Input data ▸
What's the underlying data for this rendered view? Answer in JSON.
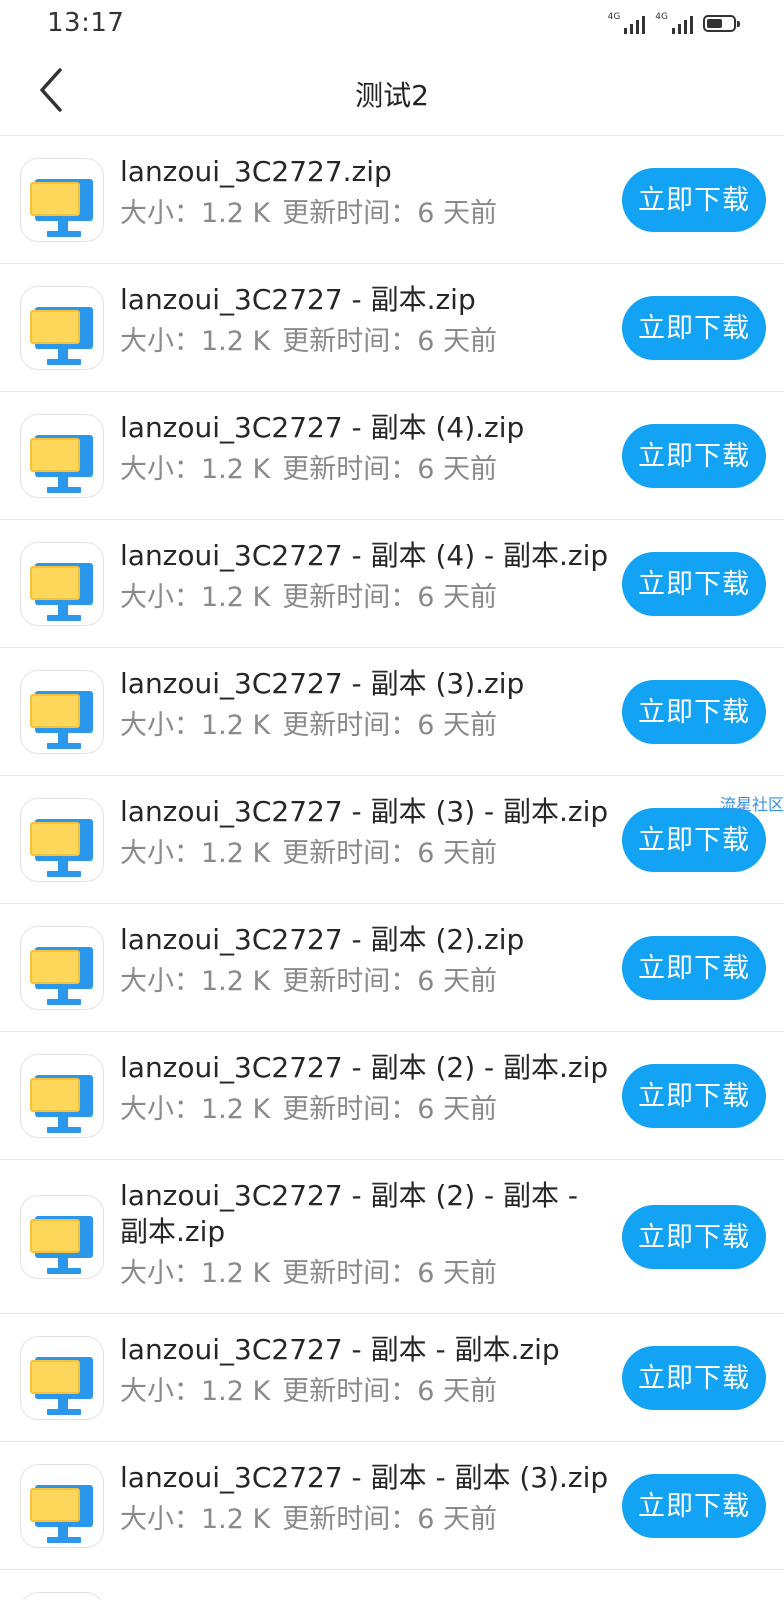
{
  "status_bar": {
    "time": "13:17",
    "signal_1": "4G",
    "signal_2": "4G",
    "battery_percent": 60
  },
  "nav": {
    "back_icon": "chevron-left-icon",
    "title": "测试2"
  },
  "file_icon": "computer-monitor-icon",
  "files": [
    {
      "name": "lanzoui_3C2727.zip",
      "size_label": "大小：1.2 K",
      "time_label": "更新时间：6 天前",
      "button": "立即下载"
    },
    {
      "name": "lanzoui_3C2727 - 副本.zip",
      "size_label": "大小：1.2 K",
      "time_label": "更新时间：6 天前",
      "button": "立即下载"
    },
    {
      "name": "lanzoui_3C2727 - 副本 (4).zip",
      "size_label": "大小：1.2 K",
      "time_label": "更新时间：6 天前",
      "button": "立即下载"
    },
    {
      "name": "lanzoui_3C2727 - 副本 (4) - 副本.zip",
      "size_label": "大小：1.2 K",
      "time_label": "更新时间：6 天前",
      "button": "立即下载"
    },
    {
      "name": "lanzoui_3C2727 - 副本 (3).zip",
      "size_label": "大小：1.2 K",
      "time_label": "更新时间：6 天前",
      "button": "立即下载"
    },
    {
      "name": "lanzoui_3C2727 - 副本 (3) - 副本.zip",
      "size_label": "大小：1.2 K",
      "time_label": "更新时间：6 天前",
      "button": "立即下载"
    },
    {
      "name": "lanzoui_3C2727 - 副本 (2).zip",
      "size_label": "大小：1.2 K",
      "time_label": "更新时间：6 天前",
      "button": "立即下载"
    },
    {
      "name": "lanzoui_3C2727 - 副本 (2) - 副本.zip",
      "size_label": "大小：1.2 K",
      "time_label": "更新时间：6 天前",
      "button": "立即下载"
    },
    {
      "name": "lanzoui_3C2727 - 副本 (2) - 副本 - 副本.zip",
      "size_label": "大小：1.2 K",
      "time_label": "更新时间：6 天前",
      "button": "立即下载"
    },
    {
      "name": "lanzoui_3C2727 - 副本 - 副本.zip",
      "size_label": "大小：1.2 K",
      "time_label": "更新时间：6 天前",
      "button": "立即下载"
    },
    {
      "name": "lanzoui_3C2727 - 副本 - 副本 (3).zip",
      "size_label": "大小：1.2 K",
      "time_label": "更新时间：6 天前",
      "button": "立即下载"
    }
  ],
  "watermark": "流星社区",
  "colors": {
    "accent": "#12a3f5",
    "icon_blue": "#2a97ea",
    "icon_yellow": "#ffd75a"
  }
}
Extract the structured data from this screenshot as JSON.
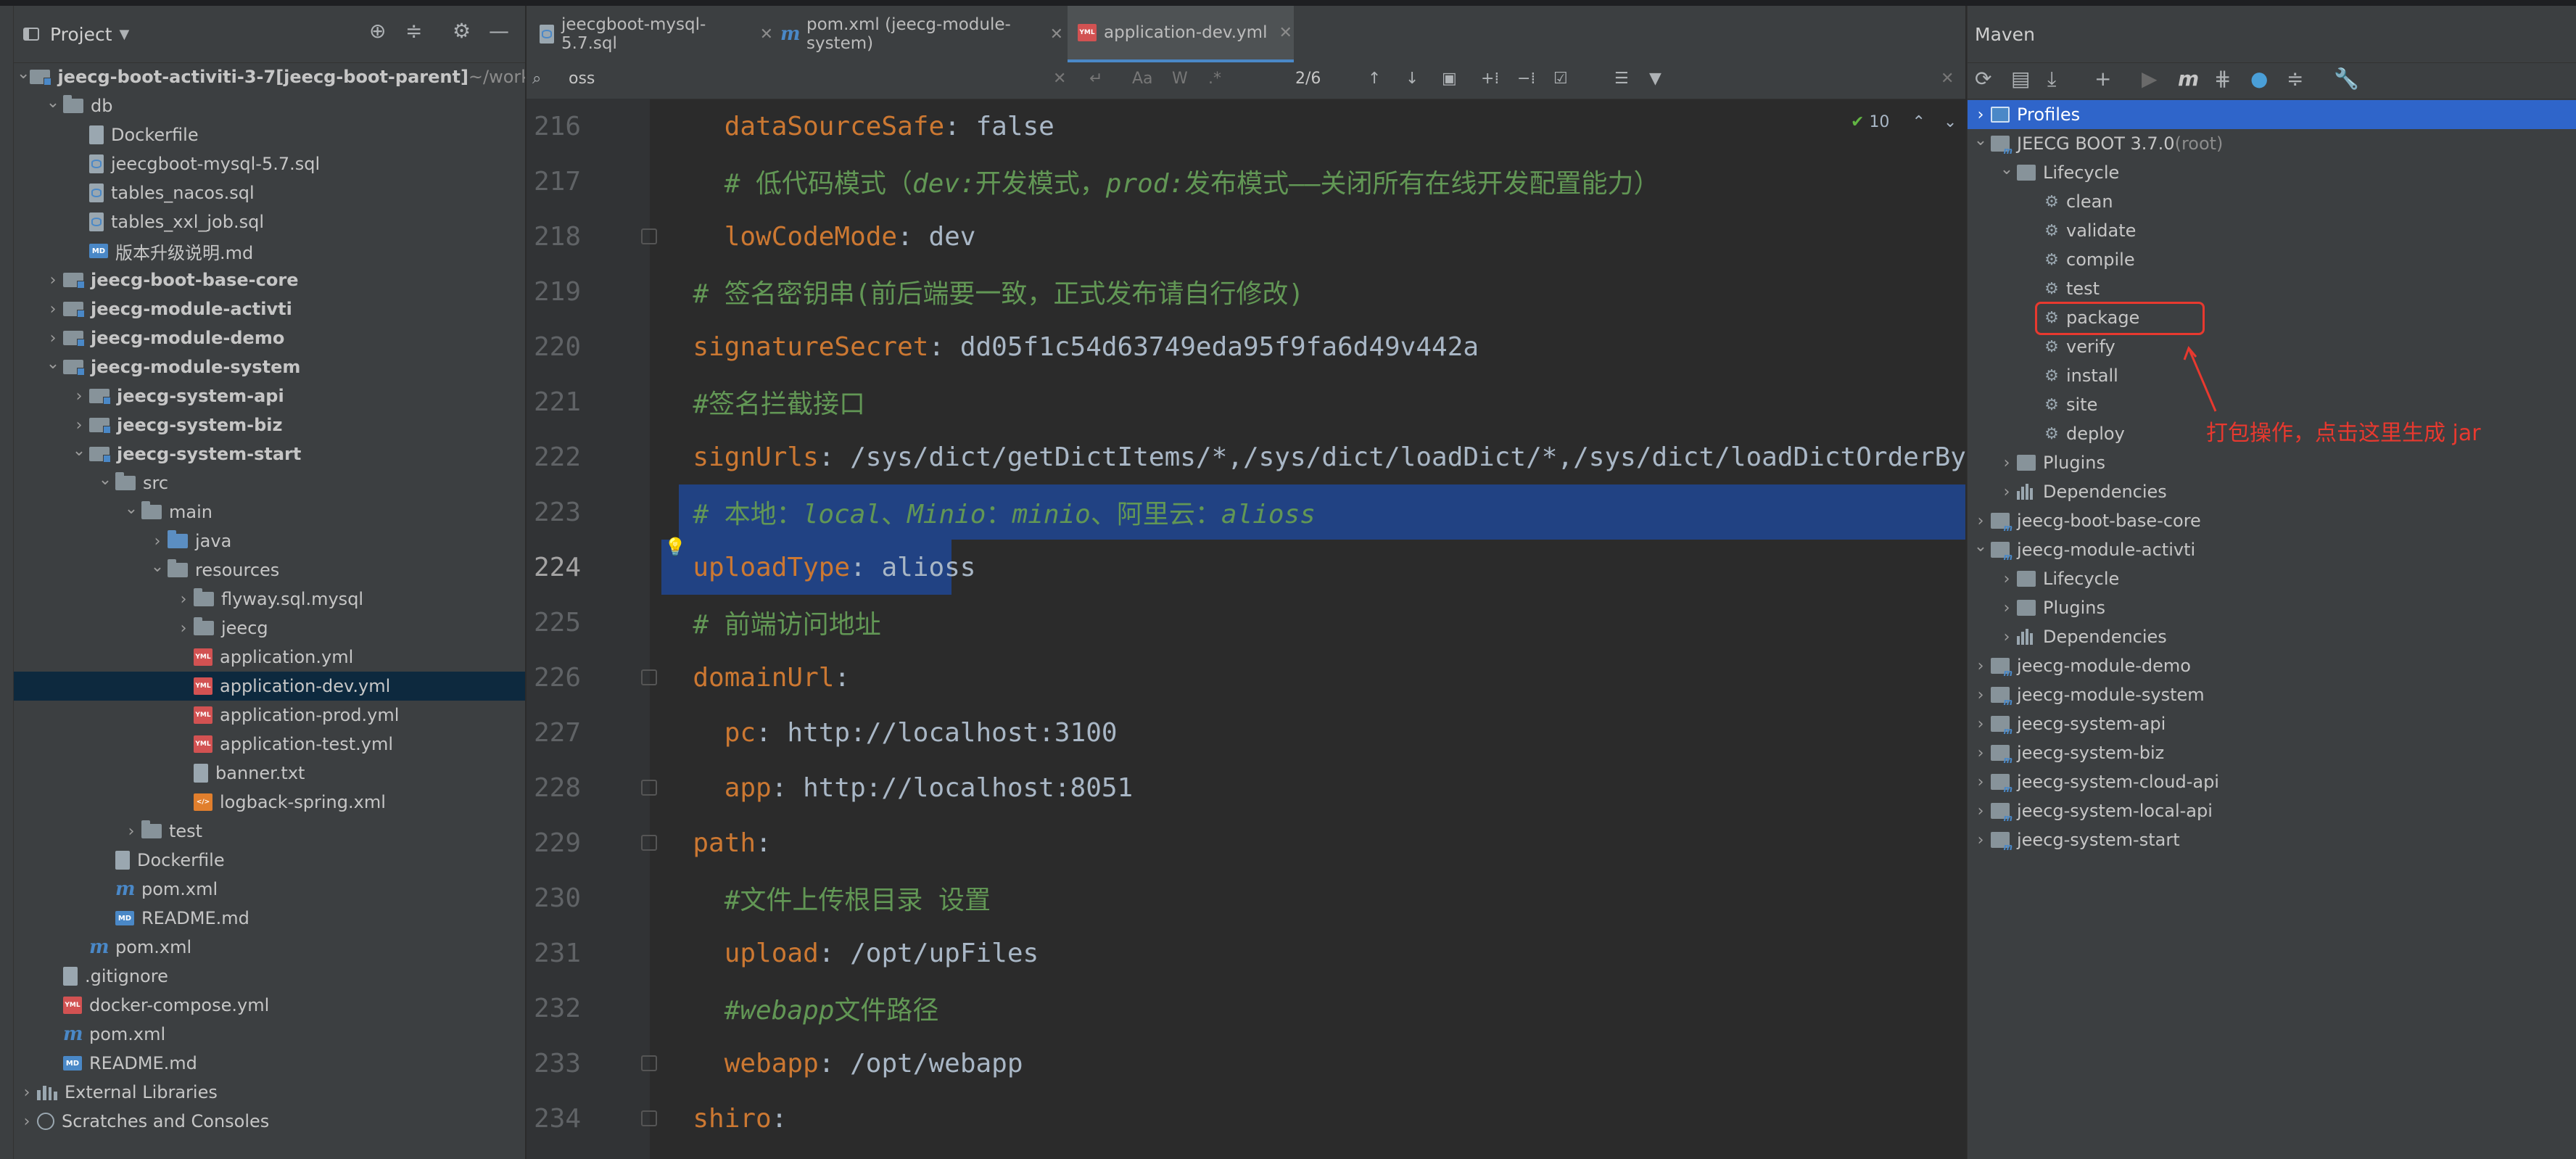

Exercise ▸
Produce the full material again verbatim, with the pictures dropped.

Response to the task ▸
What's the underlying data for this rendered view? Answer in JSON.
{
  "status_bar": {
    "time": "13:17",
    "signal_1": "4G",
    "signal_2": "4G",
    "battery_percent": 60
  },
  "nav": {
    "back_icon": "chevron-left-icon",
    "title": "测试2"
  },
  "file_icon": "computer-monitor-icon",
  "files": [
    {
      "name": "lanzoui_3C2727.zip",
      "size_label": "大小：1.2 K",
      "time_label": "更新时间：6 天前",
      "button": "立即下载"
    },
    {
      "name": "lanzoui_3C2727 - 副本.zip",
      "size_label": "大小：1.2 K",
      "time_label": "更新时间：6 天前",
      "button": "立即下载"
    },
    {
      "name": "lanzoui_3C2727 - 副本 (4).zip",
      "size_label": "大小：1.2 K",
      "time_label": "更新时间：6 天前",
      "button": "立即下载"
    },
    {
      "name": "lanzoui_3C2727 - 副本 (4) - 副本.zip",
      "size_label": "大小：1.2 K",
      "time_label": "更新时间：6 天前",
      "button": "立即下载"
    },
    {
      "name": "lanzoui_3C2727 - 副本 (3).zip",
      "size_label": "大小：1.2 K",
      "time_label": "更新时间：6 天前",
      "button": "立即下载"
    },
    {
      "name": "lanzoui_3C2727 - 副本 (3) - 副本.zip",
      "size_label": "大小：1.2 K",
      "time_label": "更新时间：6 天前",
      "button": "立即下载"
    },
    {
      "name": "lanzoui_3C2727 - 副本 (2).zip",
      "size_label": "大小：1.2 K",
      "time_label": "更新时间：6 天前",
      "button": "立即下载"
    },
    {
      "name": "lanzoui_3C2727 - 副本 (2) - 副本.zip",
      "size_label": "大小：1.2 K",
      "time_label": "更新时间：6 天前",
      "button": "立即下载"
    },
    {
      "name": "lanzoui_3C2727 - 副本 (2) - 副本 - 副本.zip",
      "size_label": "大小：1.2 K",
      "time_label": "更新时间：6 天前",
      "button": "立即下载"
    },
    {
      "name": "lanzoui_3C2727 - 副本 - 副本.zip",
      "size_label": "大小：1.2 K",
      "time_label": "更新时间：6 天前",
      "button": "立即下载"
    },
    {
      "name": "lanzoui_3C2727 - 副本 - 副本 (3).zip",
      "size_label": "大小：1.2 K",
      "time_label": "更新时间：6 天前",
      "button": "立即下载"
    }
  ],
  "watermark": "流星社区",
  "colors": {
    "accent": "#12a3f5",
    "icon_blue": "#2a97ea",
    "icon_yellow": "#ffd75a"
  }
}
Extract the structured data from this screenshot as JSON.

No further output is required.